## Instructions to follow
All of the records must be restated exactly, with every line complete.

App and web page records
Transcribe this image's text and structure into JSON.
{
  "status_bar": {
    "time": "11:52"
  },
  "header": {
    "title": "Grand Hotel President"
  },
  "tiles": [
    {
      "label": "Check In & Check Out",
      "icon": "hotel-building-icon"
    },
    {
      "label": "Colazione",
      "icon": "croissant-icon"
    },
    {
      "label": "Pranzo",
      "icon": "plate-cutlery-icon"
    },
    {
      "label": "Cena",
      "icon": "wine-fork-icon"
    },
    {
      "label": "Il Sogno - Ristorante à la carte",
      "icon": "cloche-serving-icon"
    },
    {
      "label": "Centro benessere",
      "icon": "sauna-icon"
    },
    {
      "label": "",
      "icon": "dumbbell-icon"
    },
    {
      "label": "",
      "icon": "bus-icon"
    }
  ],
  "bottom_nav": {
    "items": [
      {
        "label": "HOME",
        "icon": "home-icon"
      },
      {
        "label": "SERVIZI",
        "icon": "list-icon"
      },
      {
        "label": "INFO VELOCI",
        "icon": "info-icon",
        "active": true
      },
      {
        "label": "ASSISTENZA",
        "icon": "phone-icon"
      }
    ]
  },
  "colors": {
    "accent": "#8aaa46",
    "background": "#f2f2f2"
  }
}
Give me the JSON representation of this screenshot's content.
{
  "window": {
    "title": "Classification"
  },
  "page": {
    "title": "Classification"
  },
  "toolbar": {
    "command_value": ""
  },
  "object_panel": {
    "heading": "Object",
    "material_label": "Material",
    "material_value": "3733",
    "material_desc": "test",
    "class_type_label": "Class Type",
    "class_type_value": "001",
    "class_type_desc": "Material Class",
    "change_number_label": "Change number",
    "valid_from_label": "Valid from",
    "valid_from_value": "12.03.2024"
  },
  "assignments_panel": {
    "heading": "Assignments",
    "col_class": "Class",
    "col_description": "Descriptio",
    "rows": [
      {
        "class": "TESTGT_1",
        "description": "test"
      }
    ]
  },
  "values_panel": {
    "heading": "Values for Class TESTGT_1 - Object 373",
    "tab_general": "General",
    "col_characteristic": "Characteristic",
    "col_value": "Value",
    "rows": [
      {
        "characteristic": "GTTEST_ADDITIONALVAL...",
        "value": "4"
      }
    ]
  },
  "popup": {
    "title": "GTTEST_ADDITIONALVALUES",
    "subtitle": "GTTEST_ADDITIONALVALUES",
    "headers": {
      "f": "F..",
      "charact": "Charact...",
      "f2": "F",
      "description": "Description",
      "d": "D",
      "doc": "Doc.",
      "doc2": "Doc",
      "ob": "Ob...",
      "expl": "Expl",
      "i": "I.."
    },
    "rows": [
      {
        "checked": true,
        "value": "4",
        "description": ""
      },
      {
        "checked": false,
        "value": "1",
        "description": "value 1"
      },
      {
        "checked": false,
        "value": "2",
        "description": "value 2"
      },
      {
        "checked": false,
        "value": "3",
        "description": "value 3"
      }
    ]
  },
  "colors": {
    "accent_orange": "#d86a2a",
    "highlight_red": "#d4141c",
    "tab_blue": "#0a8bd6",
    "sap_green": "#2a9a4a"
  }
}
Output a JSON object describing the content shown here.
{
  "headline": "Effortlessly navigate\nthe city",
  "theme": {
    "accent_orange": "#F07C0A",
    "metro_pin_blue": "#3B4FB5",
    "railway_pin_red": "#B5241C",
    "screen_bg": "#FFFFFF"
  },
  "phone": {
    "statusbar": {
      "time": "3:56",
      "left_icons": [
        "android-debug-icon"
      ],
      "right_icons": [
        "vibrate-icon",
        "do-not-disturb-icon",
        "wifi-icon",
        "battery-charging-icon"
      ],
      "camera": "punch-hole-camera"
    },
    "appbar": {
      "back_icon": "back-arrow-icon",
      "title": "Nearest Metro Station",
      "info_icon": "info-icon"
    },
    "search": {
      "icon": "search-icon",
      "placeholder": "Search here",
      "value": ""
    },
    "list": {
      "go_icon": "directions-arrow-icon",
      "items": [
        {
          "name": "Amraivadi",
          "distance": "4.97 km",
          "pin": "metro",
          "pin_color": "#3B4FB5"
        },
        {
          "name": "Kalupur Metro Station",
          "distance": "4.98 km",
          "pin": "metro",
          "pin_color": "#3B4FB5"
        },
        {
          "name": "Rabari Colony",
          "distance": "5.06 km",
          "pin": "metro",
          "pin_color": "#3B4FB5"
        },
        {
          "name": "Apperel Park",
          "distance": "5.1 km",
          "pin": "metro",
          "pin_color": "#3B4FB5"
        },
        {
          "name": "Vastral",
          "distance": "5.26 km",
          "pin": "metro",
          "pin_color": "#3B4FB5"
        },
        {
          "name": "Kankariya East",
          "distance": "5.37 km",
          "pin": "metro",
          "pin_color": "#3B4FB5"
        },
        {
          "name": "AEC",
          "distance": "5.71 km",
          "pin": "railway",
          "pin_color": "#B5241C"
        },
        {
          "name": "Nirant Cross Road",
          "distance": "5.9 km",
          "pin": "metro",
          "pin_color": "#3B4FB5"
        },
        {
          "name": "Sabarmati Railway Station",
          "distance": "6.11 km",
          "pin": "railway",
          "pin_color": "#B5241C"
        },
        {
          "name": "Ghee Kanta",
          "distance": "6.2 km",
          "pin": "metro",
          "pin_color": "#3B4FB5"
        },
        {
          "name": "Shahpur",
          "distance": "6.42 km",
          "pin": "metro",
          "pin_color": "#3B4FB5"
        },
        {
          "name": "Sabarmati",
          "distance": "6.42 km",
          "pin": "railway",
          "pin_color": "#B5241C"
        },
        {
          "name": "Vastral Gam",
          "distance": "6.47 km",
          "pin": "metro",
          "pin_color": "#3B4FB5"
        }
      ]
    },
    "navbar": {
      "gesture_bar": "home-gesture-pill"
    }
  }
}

## Answer for the task
Transcribe this image's text and structure into JSON.
{
  "status_bar": {
    "time": "11:52"
  },
  "header": {
    "title": "Grand Hotel President"
  },
  "tiles": [
    {
      "label": "Check In & Check Out",
      "icon": "hotel-building-icon"
    },
    {
      "label": "Colazione",
      "icon": "croissant-icon"
    },
    {
      "label": "Pranzo",
      "icon": "plate-cutlery-icon"
    },
    {
      "label": "Cena",
      "icon": "wine-fork-icon"
    },
    {
      "label": "Il Sogno - Ristorante à la carte",
      "icon": "cloche-serving-icon"
    },
    {
      "label": "Centro benessere",
      "icon": "sauna-icon"
    },
    {
      "label": "",
      "icon": "dumbbell-icon"
    },
    {
      "label": "",
      "icon": "bus-icon"
    }
  ],
  "bottom_nav": {
    "items": [
      {
        "label": "HOME",
        "icon": "home-icon"
      },
      {
        "label": "SERVIZI",
        "icon": "list-icon"
      },
      {
        "label": "INFO VELOCI",
        "icon": "info-icon",
        "active": true
      },
      {
        "label": "ASSISTENZA",
        "icon": "phone-icon"
      }
    ]
  },
  "colors": {
    "accent": "#8aaa46",
    "background": "#f2f2f2"
  }
}
Give me the JSON representation of this screenshot's content.
{
  "window": {
    "title": "Classification"
  },
  "page": {
    "title": "Classification"
  },
  "toolbar": {
    "command_value": ""
  },
  "object_panel": {
    "heading": "Object",
    "material_label": "Material",
    "material_value": "3733",
    "material_desc": "test",
    "class_type_label": "Class Type",
    "class_type_value": "001",
    "class_type_desc": "Material Class",
    "change_number_label": "Change number",
    "valid_from_label": "Valid from",
    "valid_from_value": "12.03.2024"
  },
  "assignments_panel": {
    "heading": "Assignments",
    "col_class": "Class",
    "col_description": "Descriptio",
    "rows": [
      {
        "class": "TESTGT_1",
        "description": "test"
      }
    ]
  },
  "values_panel": {
    "heading": "Values for Class TESTGT_1 - Object 373",
    "tab_general": "General",
    "col_characteristic": "Characteristic",
    "col_value": "Value",
    "rows": [
      {
        "characteristic": "GTTEST_ADDITIONALVAL...",
        "value": "4"
      }
    ]
  },
  "popup": {
    "title": "GTTEST_ADDITIONALVALUES",
    "subtitle": "GTTEST_ADDITIONALVALUES",
    "headers": {
      "f": "F..",
      "charact": "Charact...",
      "f2": "F",
      "description": "Description",
      "d": "D",
      "doc": "Doc.",
      "doc2": "Doc",
      "ob": "Ob...",
      "expl": "Expl",
      "i": "I.."
    },
    "rows": [
      {
        "checked": true,
        "value": "4",
        "description": ""
      },
      {
        "checked": false,
        "value": "1",
        "description": "value 1"
      },
      {
        "checked": false,
        "value": "2",
        "description": "value 2"
      },
      {
        "checked": false,
        "value": "3",
        "description": "value 3"
      }
    ]
  },
  "colors": {
    "accent_orange": "#d86a2a",
    "highlight_red": "#d4141c",
    "tab_blue": "#0a8bd6",
    "sap_green": "#2a9a4a"
  }
}
Output a JSON object describing the content shown here.
{
  "headline": "Effortlessly navigate\nthe city",
  "theme": {
    "accent_orange": "#F07C0A",
    "metro_pin_blue": "#3B4FB5",
    "railway_pin_red": "#B5241C",
    "screen_bg": "#FFFFFF"
  },
  "phone": {
    "statusbar": {
      "time": "3:56",
      "left_icons": [
        "android-debug-icon"
      ],
      "right_icons": [
        "vibrate-icon",
        "do-not-disturb-icon",
        "wifi-icon",
        "battery-charging-icon"
      ],
      "camera": "punch-hole-camera"
    },
    "appbar": {
      "back_icon": "back-arrow-icon",
      "title": "Nearest Metro Station",
      "info_icon": "info-icon"
    },
    "search": {
      "icon": "search-icon",
      "placeholder": "Search here",
      "value": ""
    },
    "list": {
      "go_icon": "directions-arrow-icon",
      "items": [
        {
          "name": "Amraivadi",
          "distance": "4.97 km",
          "pin": "metro",
          "pin_color": "#3B4FB5"
        },
        {
          "name": "Kalupur Metro Station",
          "distance": "4.98 km",
          "pin": "metro",
          "pin_color": "#3B4FB5"
        },
        {
          "name": "Rabari Colony",
          "distance": "5.06 km",
          "pin": "metro",
          "pin_color": "#3B4FB5"
        },
        {
          "name": "Apperel Park",
          "distance": "5.1 km",
          "pin": "metro",
          "pin_color": "#3B4FB5"
        },
        {
          "name": "Vastral",
          "distance": "5.26 km",
          "pin": "metro",
          "pin_color": "#3B4FB5"
        },
        {
          "name": "Kankariya East",
          "distance": "5.37 km",
          "pin": "metro",
          "pin_color": "#3B4FB5"
        },
        {
          "name": "AEC",
          "distance": "5.71 km",
          "pin": "railway",
          "pin_color": "#B5241C"
        },
        {
          "name": "Nirant Cross Road",
          "distance": "5.9 km",
          "pin": "metro",
          "pin_color": "#3B4FB5"
        },
        {
          "name": "Sabarmati Railway Station",
          "distance": "6.11 km",
          "pin": "railway",
          "pin_color": "#B5241C"
        },
        {
          "name": "Ghee Kanta",
          "distance": "6.2 km",
          "pin": "metro",
          "pin_color": "#3B4FB5"
        },
        {
          "name": "Shahpur",
          "distance": "6.42 km",
          "pin": "metro",
          "pin_color": "#3B4FB5"
        },
        {
          "name": "Sabarmati",
          "distance": "6.42 km",
          "pin": "railway",
          "pin_color": "#B5241C"
        },
        {
          "name": "Vastral Gam",
          "distance": "6.47 km",
          "pin": "metro",
          "pin_color": "#3B4FB5"
        }
      ]
    },
    "navbar": {
      "gesture_bar": "home-gesture-pill"
    }
  }
}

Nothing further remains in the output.